** Records for this task follows **

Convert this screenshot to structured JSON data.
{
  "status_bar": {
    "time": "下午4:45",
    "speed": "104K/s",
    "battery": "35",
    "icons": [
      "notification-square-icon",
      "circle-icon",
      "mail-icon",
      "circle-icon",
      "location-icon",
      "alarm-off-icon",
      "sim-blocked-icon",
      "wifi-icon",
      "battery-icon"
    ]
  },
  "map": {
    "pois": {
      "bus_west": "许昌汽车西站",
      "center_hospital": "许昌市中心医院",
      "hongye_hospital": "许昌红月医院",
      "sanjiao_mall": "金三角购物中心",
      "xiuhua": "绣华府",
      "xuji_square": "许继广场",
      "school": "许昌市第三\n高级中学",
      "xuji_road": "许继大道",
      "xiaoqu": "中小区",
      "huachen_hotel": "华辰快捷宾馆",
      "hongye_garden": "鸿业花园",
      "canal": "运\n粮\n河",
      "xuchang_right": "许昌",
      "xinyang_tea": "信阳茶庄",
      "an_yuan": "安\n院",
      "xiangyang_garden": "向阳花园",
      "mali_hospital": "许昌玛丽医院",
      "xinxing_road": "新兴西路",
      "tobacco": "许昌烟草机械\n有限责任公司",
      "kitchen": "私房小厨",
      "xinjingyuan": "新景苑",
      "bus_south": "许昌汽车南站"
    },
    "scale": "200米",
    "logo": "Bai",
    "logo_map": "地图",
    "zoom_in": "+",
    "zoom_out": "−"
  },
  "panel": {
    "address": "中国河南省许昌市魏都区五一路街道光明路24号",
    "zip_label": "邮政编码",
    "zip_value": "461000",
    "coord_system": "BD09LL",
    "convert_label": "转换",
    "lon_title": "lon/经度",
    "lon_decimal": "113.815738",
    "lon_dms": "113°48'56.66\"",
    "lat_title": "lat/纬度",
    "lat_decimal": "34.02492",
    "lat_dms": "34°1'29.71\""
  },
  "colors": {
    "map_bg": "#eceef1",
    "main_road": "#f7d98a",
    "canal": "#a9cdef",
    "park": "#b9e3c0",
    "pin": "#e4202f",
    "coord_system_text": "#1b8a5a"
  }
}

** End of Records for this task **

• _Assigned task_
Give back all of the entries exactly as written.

• _Solution for this problem_
Convert this screenshot to structured JSON data.
{
  "status_bar": {
    "time": "下午4:45",
    "speed": "104K/s",
    "battery": "35",
    "icons": [
      "notification-square-icon",
      "circle-icon",
      "mail-icon",
      "circle-icon",
      "location-icon",
      "alarm-off-icon",
      "sim-blocked-icon",
      "wifi-icon",
      "battery-icon"
    ]
  },
  "map": {
    "pois": {
      "bus_west": "许昌汽车西站",
      "center_hospital": "许昌市中心医院",
      "hongye_hospital": "许昌红月医院",
      "sanjiao_mall": "金三角购物中心",
      "xiuhua": "绣华府",
      "xuji_square": "许继广场",
      "school": "许昌市第三\n高级中学",
      "xuji_road": "许继大道",
      "xiaoqu": "中小区",
      "huachen_hotel": "华辰快捷宾馆",
      "hongye_garden": "鸿业花园",
      "canal": "运\n粮\n河",
      "xuchang_right": "许昌",
      "xinyang_tea": "信阳茶庄",
      "an_yuan": "安\n院",
      "xiangyang_garden": "向阳花园",
      "mali_hospital": "许昌玛丽医院",
      "xinxing_road": "新兴西路",
      "tobacco": "许昌烟草机械\n有限责任公司",
      "kitchen": "私房小厨",
      "xinjingyuan": "新景苑",
      "bus_south": "许昌汽车南站"
    },
    "scale": "200米",
    "logo": "Bai",
    "logo_map": "地图",
    "zoom_in": "+",
    "zoom_out": "−"
  },
  "panel": {
    "address": "中国河南省许昌市魏都区五一路街道光明路24号",
    "zip_label": "邮政编码",
    "zip_value": "461000",
    "coord_system": "BD09LL",
    "convert_label": "转换",
    "lon_title": "lon/经度",
    "lon_decimal": "113.815738",
    "lon_dms": "113°48'56.66\"",
    "lat_title": "lat/纬度",
    "lat_decimal": "34.02492",
    "lat_dms": "34°1'29.71\""
  },
  "colors": {
    "map_bg": "#eceef1",
    "main_road": "#f7d98a",
    "canal": "#a9cdef",
    "park": "#b9e3c0",
    "pin": "#e4202f",
    "coord_system_text": "#1b8a5a"
  }
}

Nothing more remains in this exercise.